• BRIEF
Provide a verbatim copy of the data below.

• RECORDED DATA
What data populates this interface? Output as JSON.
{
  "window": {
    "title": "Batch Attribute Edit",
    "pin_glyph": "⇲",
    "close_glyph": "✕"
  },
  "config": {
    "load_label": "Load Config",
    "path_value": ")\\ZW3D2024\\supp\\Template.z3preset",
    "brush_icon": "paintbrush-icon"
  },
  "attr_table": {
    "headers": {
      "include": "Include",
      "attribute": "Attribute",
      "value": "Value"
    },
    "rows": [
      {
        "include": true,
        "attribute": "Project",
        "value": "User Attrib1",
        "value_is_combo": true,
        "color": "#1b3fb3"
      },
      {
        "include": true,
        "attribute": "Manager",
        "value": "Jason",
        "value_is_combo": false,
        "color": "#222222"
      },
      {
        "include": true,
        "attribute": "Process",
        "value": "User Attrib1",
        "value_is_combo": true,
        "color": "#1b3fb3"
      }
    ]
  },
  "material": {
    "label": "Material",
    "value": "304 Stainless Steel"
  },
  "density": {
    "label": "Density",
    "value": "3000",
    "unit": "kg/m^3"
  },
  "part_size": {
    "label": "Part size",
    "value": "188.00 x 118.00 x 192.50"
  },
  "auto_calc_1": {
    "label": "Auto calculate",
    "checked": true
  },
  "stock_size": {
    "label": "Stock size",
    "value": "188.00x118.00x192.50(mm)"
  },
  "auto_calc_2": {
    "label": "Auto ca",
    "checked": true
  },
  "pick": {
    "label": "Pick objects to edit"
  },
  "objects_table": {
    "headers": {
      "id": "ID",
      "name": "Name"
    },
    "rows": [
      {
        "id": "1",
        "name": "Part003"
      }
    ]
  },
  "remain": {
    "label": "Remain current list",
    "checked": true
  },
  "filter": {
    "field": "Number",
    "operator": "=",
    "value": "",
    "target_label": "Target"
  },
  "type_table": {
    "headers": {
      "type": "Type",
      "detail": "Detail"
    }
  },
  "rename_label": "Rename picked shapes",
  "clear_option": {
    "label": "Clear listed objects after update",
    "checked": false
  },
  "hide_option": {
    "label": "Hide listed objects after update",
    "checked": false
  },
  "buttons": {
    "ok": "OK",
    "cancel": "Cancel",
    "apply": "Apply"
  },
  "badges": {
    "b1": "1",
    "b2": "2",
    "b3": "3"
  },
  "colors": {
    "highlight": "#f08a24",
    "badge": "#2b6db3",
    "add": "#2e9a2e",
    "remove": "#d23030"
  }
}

• RESULT
What data populates this interface? Output as JSON.
{
  "window": {
    "title": "Batch Attribute Edit",
    "pin_glyph": "⇲",
    "close_glyph": "✕"
  },
  "config": {
    "load_label": "Load Config",
    "path_value": ")\\ZW3D2024\\supp\\Template.z3preset",
    "brush_icon": "paintbrush-icon"
  },
  "attr_table": {
    "headers": {
      "include": "Include",
      "attribute": "Attribute",
      "value": "Value"
    },
    "rows": [
      {
        "include": true,
        "attribute": "Project",
        "value": "User Attrib1",
        "value_is_combo": true,
        "color": "#1b3fb3"
      },
      {
        "include": true,
        "attribute": "Manager",
        "value": "Jason",
        "value_is_combo": false,
        "color": "#222222"
      },
      {
        "include": true,
        "attribute": "Process",
        "value": "User Attrib1",
        "value_is_combo": true,
        "color": "#1b3fb3"
      }
    ]
  },
  "material": {
    "label": "Material",
    "value": "304 Stainless Steel"
  },
  "density": {
    "label": "Density",
    "value": "3000",
    "unit": "kg/m^3"
  },
  "part_size": {
    "label": "Part size",
    "value": "188.00 x 118.00 x 192.50"
  },
  "auto_calc_1": {
    "label": "Auto calculate",
    "checked": true
  },
  "stock_size": {
    "label": "Stock size",
    "value": "188.00x118.00x192.50(mm)"
  },
  "auto_calc_2": {
    "label": "Auto ca",
    "checked": true
  },
  "pick": {
    "label": "Pick objects to edit"
  },
  "objects_table": {
    "headers": {
      "id": "ID",
      "name": "Name"
    },
    "rows": [
      {
        "id": "1",
        "name": "Part003"
      }
    ]
  },
  "remain": {
    "label": "Remain current list",
    "checked": true
  },
  "filter": {
    "field": "Number",
    "operator": "=",
    "value": "",
    "target_label": "Target"
  },
  "type_table": {
    "headers": {
      "type": "Type",
      "detail": "Detail"
    }
  },
  "rename_label": "Rename picked shapes",
  "clear_option": {
    "label": "Clear listed objects after update",
    "checked": false
  },
  "hide_option": {
    "label": "Hide listed objects after update",
    "checked": false
  },
  "buttons": {
    "ok": "OK",
    "cancel": "Cancel",
    "apply": "Apply"
  },
  "badges": {
    "b1": "1",
    "b2": "2",
    "b3": "3"
  },
  "colors": {
    "highlight": "#f08a24",
    "badge": "#2b6db3",
    "add": "#2e9a2e",
    "remove": "#d23030"
  }
}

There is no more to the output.